Excerpts from an interface dataset:
════

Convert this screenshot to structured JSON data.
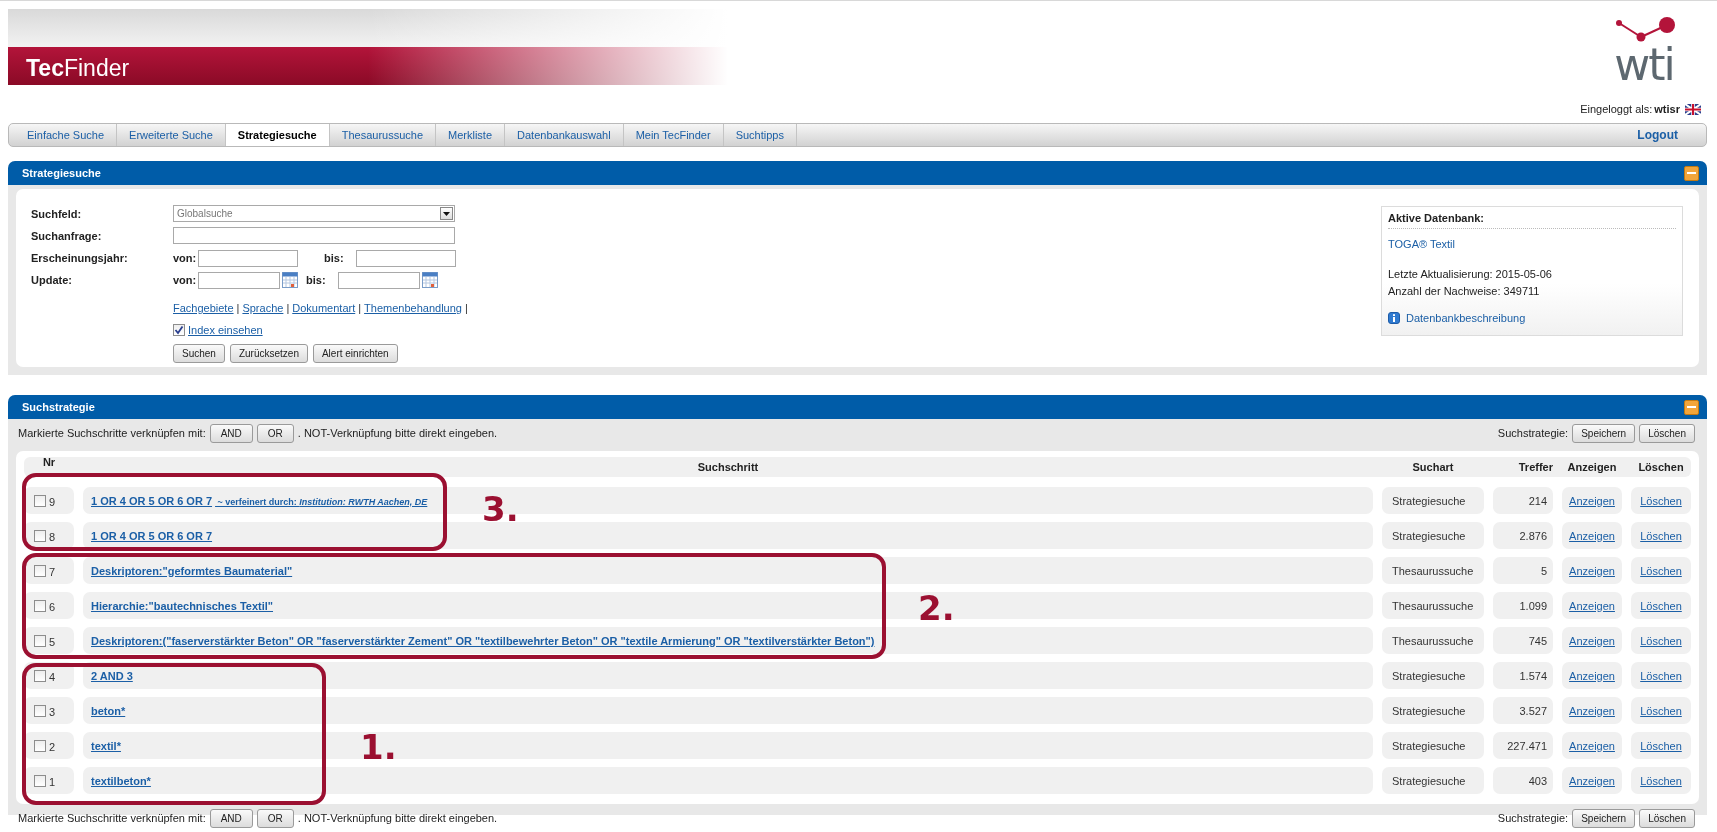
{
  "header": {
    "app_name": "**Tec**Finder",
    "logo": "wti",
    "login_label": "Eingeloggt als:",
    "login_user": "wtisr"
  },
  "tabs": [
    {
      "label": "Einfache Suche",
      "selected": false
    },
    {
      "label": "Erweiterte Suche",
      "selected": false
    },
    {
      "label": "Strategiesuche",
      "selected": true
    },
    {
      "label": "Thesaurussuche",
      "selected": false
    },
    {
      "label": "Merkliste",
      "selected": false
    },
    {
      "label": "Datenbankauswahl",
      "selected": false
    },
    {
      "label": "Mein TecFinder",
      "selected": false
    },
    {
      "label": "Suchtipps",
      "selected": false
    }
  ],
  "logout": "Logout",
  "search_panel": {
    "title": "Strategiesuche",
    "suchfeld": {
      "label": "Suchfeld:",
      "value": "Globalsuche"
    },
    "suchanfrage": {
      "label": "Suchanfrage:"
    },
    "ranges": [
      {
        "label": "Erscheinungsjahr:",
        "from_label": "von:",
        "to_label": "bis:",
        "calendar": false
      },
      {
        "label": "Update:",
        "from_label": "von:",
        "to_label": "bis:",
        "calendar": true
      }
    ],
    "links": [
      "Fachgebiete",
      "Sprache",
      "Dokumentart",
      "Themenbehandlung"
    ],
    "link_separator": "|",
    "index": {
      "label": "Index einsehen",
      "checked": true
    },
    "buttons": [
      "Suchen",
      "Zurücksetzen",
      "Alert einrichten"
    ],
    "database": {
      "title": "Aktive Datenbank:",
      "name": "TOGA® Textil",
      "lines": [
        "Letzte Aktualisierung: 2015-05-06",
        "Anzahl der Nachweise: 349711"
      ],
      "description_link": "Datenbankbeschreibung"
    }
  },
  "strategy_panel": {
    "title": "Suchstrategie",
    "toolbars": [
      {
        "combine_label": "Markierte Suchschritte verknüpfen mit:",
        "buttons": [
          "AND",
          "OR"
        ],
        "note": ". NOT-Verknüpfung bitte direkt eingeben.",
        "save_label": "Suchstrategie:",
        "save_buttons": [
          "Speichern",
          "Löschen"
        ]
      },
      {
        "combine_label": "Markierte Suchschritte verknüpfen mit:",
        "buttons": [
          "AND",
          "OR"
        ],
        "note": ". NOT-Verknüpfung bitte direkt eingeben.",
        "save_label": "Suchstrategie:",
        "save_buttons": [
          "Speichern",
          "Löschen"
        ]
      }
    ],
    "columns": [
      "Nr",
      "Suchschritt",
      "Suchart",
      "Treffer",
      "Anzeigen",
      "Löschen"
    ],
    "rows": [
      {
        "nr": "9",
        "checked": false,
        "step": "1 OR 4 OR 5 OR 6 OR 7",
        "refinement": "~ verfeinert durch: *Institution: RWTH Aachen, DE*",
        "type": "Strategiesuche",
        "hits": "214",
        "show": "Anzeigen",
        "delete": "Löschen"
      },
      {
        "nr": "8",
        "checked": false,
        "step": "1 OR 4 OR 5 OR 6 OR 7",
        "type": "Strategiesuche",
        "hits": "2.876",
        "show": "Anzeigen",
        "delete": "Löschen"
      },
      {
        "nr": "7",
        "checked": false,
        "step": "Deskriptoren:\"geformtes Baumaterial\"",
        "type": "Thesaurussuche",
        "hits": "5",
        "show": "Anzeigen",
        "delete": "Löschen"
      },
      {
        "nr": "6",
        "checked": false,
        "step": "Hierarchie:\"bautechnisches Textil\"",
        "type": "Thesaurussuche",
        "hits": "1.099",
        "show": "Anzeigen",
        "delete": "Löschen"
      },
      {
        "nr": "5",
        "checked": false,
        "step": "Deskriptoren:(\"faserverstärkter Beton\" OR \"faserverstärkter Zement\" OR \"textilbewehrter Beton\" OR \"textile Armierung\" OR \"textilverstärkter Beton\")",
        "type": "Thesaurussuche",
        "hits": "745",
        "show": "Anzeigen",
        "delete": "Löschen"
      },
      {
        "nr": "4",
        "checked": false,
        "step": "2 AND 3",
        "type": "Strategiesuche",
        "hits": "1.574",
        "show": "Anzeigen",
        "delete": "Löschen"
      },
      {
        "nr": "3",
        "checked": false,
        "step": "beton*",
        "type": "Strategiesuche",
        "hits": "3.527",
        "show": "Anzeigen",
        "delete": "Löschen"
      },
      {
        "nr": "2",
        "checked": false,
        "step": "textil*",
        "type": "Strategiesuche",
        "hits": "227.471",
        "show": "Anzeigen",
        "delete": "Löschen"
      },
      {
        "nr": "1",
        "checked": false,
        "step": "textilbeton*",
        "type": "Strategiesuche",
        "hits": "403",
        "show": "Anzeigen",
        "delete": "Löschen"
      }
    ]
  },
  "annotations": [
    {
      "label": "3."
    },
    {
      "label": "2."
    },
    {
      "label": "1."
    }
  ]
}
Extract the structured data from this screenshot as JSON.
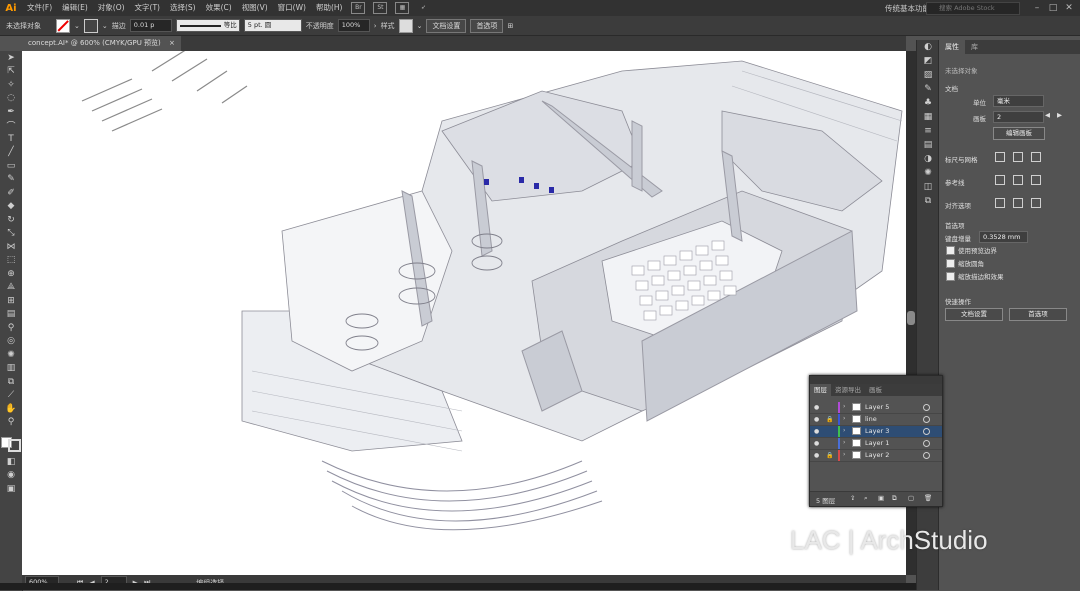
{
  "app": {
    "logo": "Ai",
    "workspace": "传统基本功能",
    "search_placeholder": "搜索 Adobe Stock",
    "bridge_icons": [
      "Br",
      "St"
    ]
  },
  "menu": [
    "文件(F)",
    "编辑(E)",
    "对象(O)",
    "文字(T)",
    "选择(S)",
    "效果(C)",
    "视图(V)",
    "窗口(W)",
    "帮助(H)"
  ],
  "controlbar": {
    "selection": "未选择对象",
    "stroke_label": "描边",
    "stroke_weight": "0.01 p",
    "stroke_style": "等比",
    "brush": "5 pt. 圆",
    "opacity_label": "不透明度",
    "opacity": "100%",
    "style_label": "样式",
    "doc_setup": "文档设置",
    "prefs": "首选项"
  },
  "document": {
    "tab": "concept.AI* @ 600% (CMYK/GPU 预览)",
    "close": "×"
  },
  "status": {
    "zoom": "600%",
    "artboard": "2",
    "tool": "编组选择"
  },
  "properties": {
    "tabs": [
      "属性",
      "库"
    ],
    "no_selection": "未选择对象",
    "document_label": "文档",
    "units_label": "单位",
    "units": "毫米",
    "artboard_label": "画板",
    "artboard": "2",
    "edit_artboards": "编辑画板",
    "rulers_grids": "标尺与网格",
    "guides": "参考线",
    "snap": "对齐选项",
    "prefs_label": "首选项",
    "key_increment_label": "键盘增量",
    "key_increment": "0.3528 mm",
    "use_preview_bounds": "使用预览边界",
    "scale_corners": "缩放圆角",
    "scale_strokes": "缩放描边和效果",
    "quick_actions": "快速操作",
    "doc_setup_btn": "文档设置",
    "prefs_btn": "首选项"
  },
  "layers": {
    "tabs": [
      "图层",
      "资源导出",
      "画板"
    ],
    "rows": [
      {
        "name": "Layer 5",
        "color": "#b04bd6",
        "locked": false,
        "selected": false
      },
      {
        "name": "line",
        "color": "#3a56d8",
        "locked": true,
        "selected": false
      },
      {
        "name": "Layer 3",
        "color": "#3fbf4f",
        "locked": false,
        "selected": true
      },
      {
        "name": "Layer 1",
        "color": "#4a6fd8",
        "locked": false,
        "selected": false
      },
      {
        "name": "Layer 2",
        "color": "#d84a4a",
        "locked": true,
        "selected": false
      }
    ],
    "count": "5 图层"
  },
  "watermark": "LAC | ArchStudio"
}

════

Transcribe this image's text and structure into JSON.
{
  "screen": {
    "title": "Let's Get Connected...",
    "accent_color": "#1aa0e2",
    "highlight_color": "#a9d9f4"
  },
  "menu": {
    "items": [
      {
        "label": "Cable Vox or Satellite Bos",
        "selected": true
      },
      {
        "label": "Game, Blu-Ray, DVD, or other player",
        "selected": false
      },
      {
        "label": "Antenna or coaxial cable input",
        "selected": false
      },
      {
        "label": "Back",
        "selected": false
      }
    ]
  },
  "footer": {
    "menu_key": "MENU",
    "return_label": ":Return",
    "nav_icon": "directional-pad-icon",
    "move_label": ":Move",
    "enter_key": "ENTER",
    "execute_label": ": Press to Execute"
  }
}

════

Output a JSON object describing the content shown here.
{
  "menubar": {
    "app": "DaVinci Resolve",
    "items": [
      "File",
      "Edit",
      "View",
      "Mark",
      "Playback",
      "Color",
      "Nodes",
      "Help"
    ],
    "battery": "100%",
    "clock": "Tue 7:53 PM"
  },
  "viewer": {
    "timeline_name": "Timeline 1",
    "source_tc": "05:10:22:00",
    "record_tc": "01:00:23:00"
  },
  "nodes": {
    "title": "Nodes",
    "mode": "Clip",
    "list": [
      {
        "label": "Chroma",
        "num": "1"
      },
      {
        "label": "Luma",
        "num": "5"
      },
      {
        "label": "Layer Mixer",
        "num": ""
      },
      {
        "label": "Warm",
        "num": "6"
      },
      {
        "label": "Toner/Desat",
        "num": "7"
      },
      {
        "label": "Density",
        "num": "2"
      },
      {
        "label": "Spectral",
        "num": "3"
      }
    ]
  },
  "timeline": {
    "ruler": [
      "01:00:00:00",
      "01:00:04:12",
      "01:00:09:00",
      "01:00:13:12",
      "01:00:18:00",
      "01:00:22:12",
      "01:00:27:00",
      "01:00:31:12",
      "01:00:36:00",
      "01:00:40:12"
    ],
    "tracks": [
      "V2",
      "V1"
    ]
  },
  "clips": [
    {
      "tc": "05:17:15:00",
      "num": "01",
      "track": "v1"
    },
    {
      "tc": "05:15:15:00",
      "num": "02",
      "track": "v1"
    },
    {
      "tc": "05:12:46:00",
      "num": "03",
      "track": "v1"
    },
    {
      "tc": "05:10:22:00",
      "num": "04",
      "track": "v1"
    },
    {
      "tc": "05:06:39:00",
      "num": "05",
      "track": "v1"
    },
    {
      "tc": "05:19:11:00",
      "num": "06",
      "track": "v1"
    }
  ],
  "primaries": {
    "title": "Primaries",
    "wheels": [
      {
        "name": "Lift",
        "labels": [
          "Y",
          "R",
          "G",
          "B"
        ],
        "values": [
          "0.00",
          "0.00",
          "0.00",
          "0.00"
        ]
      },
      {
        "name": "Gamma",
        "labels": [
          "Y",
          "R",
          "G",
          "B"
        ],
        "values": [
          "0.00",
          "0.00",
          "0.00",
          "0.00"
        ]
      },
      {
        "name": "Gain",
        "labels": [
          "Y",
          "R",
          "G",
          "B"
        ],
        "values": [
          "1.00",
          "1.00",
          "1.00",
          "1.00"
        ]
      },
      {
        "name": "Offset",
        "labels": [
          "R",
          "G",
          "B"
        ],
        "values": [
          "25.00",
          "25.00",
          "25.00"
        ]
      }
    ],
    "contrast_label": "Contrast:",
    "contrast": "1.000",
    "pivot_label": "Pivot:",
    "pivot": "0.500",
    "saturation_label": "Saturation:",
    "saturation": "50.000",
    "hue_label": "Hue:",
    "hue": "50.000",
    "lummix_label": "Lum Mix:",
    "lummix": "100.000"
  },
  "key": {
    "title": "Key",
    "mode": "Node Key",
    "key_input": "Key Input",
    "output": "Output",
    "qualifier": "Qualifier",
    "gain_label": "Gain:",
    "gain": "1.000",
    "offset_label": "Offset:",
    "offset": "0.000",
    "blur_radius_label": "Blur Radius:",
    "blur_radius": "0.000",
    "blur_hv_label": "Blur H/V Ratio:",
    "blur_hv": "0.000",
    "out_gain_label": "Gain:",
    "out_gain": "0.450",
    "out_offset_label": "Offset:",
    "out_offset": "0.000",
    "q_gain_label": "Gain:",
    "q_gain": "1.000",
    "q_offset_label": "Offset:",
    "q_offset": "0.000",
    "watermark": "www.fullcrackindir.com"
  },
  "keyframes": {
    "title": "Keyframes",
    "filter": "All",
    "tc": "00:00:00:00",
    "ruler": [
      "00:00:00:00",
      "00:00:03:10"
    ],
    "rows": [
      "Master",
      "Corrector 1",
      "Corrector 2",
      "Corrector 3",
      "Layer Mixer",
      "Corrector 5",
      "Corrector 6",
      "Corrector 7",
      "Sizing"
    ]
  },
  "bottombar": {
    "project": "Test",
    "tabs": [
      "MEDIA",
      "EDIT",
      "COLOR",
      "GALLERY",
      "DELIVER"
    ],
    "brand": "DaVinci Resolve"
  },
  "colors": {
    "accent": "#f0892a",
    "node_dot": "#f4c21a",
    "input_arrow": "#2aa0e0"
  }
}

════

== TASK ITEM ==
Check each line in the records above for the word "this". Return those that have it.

== TASK SOLUTION ==
Convert this screenshot to structured JSON data.
Extract the structured data from this screenshot as JSON.
Transcribe this image's text and structure into JSON.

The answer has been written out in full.